• [AIM OF THE EXERCISE]:
A single number is expected: the count of lines in the records below that contain "index".

SOURCE MATERIAL Start Marker

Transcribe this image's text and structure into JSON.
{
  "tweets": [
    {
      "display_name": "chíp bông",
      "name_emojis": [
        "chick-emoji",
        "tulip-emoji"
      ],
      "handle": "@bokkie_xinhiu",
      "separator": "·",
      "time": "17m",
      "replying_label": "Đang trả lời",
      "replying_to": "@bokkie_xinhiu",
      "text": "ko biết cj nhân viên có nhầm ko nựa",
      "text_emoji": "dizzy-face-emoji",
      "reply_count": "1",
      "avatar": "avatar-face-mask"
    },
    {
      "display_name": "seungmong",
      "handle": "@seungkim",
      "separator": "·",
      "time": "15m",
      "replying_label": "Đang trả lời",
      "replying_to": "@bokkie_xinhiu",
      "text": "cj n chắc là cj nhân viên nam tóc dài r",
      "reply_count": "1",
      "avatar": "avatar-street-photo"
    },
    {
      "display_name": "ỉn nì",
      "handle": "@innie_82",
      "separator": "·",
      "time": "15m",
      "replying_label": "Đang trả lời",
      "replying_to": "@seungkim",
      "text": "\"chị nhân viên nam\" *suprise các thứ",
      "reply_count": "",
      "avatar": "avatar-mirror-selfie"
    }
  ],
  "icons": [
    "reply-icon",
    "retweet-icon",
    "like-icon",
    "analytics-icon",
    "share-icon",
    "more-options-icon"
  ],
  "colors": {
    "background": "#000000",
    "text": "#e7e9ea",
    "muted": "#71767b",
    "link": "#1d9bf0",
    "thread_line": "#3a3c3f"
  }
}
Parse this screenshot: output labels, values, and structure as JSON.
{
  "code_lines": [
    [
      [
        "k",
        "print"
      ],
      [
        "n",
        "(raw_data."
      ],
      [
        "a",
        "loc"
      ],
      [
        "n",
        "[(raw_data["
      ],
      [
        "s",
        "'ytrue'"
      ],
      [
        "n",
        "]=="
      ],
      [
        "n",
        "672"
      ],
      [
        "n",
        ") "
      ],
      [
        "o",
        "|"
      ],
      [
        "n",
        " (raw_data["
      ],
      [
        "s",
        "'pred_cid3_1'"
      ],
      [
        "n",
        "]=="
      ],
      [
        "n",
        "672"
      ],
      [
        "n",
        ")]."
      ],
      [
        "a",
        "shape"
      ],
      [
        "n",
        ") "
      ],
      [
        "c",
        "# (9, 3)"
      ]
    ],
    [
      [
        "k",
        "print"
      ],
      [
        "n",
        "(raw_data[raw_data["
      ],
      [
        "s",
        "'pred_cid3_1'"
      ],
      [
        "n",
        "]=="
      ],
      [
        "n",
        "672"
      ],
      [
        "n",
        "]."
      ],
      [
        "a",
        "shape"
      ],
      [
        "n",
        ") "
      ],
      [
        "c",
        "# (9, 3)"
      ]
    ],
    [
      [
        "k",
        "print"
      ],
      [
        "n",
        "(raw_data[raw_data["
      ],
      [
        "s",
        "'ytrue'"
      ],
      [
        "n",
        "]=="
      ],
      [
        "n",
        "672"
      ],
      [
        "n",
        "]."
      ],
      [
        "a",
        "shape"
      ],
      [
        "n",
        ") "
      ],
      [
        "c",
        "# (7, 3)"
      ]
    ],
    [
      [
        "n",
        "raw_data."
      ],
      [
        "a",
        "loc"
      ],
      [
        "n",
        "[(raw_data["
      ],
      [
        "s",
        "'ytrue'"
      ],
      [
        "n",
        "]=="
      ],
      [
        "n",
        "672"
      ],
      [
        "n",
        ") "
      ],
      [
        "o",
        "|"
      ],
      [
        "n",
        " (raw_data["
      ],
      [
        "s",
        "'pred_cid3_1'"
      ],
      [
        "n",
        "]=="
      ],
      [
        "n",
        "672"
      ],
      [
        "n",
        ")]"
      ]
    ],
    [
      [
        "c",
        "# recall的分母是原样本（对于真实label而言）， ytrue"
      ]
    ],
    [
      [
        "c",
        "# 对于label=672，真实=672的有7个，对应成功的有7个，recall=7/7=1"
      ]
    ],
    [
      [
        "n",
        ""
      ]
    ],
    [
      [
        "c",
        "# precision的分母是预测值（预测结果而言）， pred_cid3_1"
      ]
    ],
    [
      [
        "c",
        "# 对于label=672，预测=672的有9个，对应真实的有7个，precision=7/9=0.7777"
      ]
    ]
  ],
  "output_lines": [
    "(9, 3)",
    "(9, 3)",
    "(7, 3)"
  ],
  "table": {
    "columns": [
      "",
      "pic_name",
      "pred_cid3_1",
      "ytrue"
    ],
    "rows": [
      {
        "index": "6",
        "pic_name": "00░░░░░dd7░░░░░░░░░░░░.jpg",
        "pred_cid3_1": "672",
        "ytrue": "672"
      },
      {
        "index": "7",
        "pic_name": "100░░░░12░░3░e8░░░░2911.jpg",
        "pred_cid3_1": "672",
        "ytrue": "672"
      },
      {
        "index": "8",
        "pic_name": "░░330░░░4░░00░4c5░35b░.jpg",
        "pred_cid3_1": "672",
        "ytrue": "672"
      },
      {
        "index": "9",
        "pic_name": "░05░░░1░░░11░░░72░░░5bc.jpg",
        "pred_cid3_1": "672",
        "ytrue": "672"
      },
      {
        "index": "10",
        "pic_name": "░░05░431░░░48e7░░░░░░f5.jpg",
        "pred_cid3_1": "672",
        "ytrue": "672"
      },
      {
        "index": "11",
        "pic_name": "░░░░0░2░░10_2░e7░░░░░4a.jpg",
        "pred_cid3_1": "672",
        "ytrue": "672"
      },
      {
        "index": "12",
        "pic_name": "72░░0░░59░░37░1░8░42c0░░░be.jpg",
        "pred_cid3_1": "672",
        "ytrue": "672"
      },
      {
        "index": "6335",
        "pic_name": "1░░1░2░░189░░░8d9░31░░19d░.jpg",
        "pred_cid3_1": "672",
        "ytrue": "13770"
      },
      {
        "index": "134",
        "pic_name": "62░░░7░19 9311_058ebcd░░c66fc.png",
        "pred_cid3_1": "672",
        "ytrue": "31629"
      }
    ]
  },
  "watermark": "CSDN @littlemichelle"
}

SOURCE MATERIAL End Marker

• [RESPONSE]:
9